The COVID-19 pandemic is a revelation of the status of global healthcare, with even first world countries questioning their capabilities to address such a large-scale demand for services and technology to cater to their people better and faster.
For developing countries like the Philippines, the challenges range from poverty, lack of access to basic healthcare, poor usage and allocation of resources in the health sector, and inequity.
On top of the coronavirus outbreak that has affected over 240,000 people in the country, there are other health issues experienced by Filipinos every day
These are strong reasons to rally national budget, government cooperation, and health industry collaboration to prioritize innovative healthcare that can help address many life-threatening diseases.

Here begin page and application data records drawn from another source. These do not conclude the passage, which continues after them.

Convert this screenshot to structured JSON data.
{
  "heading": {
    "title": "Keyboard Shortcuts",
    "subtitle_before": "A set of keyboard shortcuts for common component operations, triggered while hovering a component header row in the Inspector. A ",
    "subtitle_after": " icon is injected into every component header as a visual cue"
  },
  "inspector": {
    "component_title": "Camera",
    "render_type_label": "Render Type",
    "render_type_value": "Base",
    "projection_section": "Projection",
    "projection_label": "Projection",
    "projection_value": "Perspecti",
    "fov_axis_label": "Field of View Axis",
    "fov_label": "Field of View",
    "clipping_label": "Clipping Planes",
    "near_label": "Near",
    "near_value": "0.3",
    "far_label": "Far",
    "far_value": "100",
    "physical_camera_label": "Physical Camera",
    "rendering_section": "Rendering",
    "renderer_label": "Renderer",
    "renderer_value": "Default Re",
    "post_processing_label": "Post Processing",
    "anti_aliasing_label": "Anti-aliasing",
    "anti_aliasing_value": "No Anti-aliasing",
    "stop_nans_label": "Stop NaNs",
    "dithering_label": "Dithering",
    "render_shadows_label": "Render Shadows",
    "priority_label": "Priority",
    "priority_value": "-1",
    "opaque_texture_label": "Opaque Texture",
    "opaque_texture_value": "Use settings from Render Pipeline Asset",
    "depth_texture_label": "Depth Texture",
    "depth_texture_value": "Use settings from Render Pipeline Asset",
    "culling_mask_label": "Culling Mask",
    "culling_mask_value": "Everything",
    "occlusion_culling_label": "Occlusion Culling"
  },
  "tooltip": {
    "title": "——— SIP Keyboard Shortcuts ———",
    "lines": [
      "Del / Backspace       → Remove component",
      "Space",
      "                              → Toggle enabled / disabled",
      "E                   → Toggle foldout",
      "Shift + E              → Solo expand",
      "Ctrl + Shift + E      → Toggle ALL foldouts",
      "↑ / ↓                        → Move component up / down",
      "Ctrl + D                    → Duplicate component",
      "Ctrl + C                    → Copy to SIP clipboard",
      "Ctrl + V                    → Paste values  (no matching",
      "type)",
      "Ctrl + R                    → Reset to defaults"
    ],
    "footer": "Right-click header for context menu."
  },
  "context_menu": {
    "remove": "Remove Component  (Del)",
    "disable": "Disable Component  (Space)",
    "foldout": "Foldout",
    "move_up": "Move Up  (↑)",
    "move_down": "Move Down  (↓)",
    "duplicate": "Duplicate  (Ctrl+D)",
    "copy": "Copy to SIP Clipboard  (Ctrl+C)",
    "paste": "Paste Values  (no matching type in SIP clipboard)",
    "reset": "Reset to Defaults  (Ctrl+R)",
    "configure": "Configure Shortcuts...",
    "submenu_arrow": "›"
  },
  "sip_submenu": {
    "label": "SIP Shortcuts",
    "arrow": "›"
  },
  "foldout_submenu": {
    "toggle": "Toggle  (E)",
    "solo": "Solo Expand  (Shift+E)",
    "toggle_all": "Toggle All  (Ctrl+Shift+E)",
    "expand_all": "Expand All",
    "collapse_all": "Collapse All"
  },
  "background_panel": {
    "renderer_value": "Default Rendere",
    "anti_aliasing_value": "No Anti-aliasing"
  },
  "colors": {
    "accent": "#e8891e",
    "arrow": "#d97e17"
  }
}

Former DOH Undersecretary of Health Madeleine De Rosas-Valera, MD, MScIH, one of the speakers in the recently concluded Health for Juan and Juana webinar forum, touched on national healthcare as an investment worth financing now. The talk highlighted the improvement of the standard of care towards patients with cancer and other life-threatening health conditions.
When healthcare spending becomes prioritized within the proper interests, there will be a significant behavior change for patients and society at large, thanks to better, more cost-effective service delivery. To drive this, there is an intensive need for a Health Technology Assessment (HTA).
The WHO HTA is an evaluation process of how the advancement of tools and procedures of health interventions/technologies affect socio-economic, organizational, and ethical issues. This evaluation can help aid decision-making in the realm of healthcare policies.
As health technologies such immunotherapy for cancer cased have been seen to add years to life and life to years of patients, making this treatment option accessible to every Juan and Juana would be a big leap in local healthcare. To aid healthcare leaders in assessing the health outcomes derived from immunotherapy as a treatment option — as stated in the Implementing Rules and Regulations of the National Integrated Cancer Control Act — a study called the Health Impact Projection Model or HIP Model was proposed to demonstrate the impact of funding immunotherapy in the National Integrated Cancer Care Act (NICCA).
If these innovative technologies go through an HTA process here in the Philippines, they will be available in government hospitals and indigents would be able to avail of them,” said Dr. Valera on the plausible integration of the HIP’s economic and survival modeling.